Texsong Soprano returned to the winner’s circle on Wednesday August 17 in the third round of the Indiana Sires Stakes. Shooting the six post in the 11th race of the night, a $67,500 split, John DeLong sat behind the favorite for the first time in competition. Waiting for their time in third through a first half of :58.4, the pair were out and challenged first in the corner, taking control in the stretch and winning by two lengths with a time of 1:56.3 . Yoder shared that he fielded calls from interested parties trying to buy Texsong Soprano.

“I had a few people try to buy it. I’m not saying I wouldn’t sell if the price is right. At this stage, I am not looking to sell. I’m just enjoying the experience,” he said.

Wednesday’s second split was won by Bourbon Courage, a You Know You Do half-brother to Hambletonian champion Captain Corey, who clocked the mile in 1:56. Trained by Erv Miller, the colt fetched $255,000 at last fall’s Hoosier Classic sale, making him the most expensive Indiana colt to be sold at public auction. Texsong Soprano and Bourbon Courage have yet to join the same division together. Yoder knows it’s inevitable and looks forward to the challenge.

“Once they leave that ring, I don’t care if you pay $200,000 or $5,000, they’re all on the same level,” Yoder said. “It’s going to be fun racing against him. We haven’t met yet. John (DeLong) drives our horse now. I think he is the right fit for the horse. It will be interesting.

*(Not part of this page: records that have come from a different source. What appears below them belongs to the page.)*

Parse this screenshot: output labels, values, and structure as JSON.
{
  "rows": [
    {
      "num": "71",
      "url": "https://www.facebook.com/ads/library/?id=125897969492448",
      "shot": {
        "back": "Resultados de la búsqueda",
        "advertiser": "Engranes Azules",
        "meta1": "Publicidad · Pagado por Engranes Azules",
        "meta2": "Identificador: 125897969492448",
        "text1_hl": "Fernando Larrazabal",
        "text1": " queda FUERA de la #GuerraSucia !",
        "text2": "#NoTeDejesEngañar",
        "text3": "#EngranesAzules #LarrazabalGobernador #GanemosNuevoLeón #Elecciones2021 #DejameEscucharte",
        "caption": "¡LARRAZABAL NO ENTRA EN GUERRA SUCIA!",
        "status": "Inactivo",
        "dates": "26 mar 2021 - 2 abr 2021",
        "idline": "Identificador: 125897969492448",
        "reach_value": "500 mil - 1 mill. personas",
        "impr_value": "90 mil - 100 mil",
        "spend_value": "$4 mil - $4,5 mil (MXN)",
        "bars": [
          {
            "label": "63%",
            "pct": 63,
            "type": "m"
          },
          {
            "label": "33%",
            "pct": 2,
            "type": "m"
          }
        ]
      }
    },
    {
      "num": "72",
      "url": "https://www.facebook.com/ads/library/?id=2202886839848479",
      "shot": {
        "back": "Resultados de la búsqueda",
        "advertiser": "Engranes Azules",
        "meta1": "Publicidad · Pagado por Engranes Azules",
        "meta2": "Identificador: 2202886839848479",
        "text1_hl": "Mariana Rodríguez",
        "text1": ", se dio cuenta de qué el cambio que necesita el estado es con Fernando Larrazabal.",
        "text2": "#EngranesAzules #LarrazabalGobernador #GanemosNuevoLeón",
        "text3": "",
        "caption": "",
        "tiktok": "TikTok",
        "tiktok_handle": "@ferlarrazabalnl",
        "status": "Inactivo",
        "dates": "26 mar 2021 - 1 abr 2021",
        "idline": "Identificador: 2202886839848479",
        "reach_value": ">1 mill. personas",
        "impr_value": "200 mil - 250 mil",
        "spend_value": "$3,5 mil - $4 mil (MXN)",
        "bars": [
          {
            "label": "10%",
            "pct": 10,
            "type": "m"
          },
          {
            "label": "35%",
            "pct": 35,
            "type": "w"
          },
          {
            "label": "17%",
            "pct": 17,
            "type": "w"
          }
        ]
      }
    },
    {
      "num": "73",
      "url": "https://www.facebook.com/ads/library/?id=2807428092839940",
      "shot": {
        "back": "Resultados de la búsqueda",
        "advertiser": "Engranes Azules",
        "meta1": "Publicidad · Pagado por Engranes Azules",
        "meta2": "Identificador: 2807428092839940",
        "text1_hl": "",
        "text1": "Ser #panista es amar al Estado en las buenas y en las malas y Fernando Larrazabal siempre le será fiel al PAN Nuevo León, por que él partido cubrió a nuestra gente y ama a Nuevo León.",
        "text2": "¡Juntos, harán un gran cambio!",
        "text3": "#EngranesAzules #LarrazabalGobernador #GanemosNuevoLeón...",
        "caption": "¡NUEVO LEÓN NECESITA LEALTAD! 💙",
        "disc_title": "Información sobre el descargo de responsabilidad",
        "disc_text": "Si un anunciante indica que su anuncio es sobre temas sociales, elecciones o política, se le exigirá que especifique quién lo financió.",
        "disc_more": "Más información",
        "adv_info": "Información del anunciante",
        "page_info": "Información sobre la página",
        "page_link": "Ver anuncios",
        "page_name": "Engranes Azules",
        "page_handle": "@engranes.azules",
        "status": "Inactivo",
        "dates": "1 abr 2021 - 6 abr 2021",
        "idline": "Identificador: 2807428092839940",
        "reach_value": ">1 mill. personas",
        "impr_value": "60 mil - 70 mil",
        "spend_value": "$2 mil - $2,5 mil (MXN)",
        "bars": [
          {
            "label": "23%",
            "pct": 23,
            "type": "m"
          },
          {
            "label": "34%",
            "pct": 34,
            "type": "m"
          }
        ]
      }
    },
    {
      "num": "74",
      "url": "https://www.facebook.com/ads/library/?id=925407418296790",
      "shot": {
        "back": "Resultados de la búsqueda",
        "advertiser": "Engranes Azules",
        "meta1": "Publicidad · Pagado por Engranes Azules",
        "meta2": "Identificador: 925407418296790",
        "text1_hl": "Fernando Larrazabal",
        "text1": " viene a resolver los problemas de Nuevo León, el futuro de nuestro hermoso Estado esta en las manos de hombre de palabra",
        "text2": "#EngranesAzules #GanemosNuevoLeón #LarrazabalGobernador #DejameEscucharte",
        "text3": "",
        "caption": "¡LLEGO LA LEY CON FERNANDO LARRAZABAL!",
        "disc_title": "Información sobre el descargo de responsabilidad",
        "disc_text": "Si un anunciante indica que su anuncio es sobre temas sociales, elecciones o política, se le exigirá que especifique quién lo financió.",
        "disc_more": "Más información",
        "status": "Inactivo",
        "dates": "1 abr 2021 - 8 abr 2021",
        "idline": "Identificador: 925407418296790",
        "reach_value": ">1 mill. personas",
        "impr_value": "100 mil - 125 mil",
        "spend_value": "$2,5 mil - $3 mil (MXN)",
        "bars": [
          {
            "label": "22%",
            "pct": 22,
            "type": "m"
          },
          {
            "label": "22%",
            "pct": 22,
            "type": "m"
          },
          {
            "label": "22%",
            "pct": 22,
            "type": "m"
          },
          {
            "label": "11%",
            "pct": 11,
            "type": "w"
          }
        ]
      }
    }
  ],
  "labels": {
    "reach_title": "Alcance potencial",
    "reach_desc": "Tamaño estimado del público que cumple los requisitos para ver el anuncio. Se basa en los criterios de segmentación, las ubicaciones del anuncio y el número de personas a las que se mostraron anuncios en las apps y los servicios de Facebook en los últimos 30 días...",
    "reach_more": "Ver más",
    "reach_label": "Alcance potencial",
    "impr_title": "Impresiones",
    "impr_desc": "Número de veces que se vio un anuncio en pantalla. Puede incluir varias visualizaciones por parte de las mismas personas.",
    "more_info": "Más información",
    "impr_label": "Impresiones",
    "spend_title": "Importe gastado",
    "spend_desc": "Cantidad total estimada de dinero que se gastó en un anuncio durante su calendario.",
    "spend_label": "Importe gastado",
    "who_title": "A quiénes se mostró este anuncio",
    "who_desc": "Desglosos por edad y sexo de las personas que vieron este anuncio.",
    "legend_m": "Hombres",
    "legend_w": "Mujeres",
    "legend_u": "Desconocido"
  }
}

Joe Yoder was not looking for a yearling at Topeka last September. Nevertheless, by fate or just luck, he found a trotter who is becoming something really special.